BRIEF>
What is the number of lines in these entries that contain "select"? State it alone.

DATA>
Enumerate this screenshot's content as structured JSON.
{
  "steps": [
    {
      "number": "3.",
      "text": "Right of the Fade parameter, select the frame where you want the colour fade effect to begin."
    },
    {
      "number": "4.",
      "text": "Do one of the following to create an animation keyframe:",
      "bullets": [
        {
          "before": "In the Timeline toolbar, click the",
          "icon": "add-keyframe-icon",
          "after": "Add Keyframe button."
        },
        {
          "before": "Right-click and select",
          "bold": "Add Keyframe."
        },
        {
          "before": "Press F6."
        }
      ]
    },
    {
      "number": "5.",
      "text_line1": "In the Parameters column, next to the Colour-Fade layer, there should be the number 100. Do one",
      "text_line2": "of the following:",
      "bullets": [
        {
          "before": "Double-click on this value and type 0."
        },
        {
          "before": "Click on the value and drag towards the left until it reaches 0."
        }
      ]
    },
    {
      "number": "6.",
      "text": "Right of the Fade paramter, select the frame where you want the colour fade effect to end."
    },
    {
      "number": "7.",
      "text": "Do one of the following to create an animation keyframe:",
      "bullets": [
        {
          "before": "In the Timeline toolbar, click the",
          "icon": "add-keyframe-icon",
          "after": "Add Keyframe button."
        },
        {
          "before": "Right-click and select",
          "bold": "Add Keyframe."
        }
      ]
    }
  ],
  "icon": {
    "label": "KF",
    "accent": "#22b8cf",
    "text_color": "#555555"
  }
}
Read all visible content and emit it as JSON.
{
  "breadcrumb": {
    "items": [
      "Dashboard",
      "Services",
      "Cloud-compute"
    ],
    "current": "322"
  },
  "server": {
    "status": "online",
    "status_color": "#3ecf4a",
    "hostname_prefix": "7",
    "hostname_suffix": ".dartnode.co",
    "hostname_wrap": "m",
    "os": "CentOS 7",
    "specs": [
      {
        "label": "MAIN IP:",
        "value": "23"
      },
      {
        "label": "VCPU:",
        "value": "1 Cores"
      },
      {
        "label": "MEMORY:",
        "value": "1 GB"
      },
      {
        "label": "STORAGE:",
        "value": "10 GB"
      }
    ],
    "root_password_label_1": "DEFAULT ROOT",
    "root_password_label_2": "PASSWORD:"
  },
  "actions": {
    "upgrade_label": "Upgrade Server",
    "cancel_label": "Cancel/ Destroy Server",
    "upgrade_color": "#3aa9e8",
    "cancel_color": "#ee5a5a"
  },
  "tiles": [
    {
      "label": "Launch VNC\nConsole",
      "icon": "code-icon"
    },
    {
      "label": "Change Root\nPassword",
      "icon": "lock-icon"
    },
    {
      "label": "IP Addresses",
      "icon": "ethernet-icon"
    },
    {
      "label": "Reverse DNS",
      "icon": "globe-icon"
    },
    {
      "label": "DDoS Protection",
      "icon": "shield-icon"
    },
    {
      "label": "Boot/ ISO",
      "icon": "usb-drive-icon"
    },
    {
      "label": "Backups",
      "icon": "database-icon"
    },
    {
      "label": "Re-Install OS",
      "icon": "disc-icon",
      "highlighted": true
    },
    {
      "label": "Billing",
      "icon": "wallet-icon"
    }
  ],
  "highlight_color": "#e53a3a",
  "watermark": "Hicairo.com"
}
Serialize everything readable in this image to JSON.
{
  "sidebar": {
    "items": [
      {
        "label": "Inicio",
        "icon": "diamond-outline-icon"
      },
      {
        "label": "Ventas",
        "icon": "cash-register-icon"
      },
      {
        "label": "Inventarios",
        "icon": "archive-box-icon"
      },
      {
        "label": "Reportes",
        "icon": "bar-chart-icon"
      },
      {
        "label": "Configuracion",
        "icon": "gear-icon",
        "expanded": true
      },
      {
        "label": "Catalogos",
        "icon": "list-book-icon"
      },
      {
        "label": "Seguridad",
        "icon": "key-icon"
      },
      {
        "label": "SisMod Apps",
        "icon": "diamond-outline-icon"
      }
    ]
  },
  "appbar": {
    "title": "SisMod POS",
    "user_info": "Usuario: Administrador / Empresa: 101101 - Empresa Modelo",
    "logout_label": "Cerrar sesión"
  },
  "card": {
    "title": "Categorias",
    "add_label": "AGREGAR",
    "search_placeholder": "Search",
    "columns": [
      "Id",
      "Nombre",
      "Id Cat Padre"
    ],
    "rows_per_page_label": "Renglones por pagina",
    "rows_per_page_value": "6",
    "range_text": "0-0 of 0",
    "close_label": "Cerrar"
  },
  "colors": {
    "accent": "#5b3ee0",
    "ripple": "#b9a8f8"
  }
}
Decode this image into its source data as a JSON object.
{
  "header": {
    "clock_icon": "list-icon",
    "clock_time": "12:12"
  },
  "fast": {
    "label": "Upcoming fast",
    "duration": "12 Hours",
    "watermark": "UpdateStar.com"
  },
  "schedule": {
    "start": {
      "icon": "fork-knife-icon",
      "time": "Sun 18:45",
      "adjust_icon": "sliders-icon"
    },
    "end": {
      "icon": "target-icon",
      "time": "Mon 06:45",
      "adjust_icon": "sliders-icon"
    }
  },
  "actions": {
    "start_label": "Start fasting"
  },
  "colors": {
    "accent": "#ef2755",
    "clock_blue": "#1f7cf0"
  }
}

SOLUTION FOR THIS EXERCISE>
4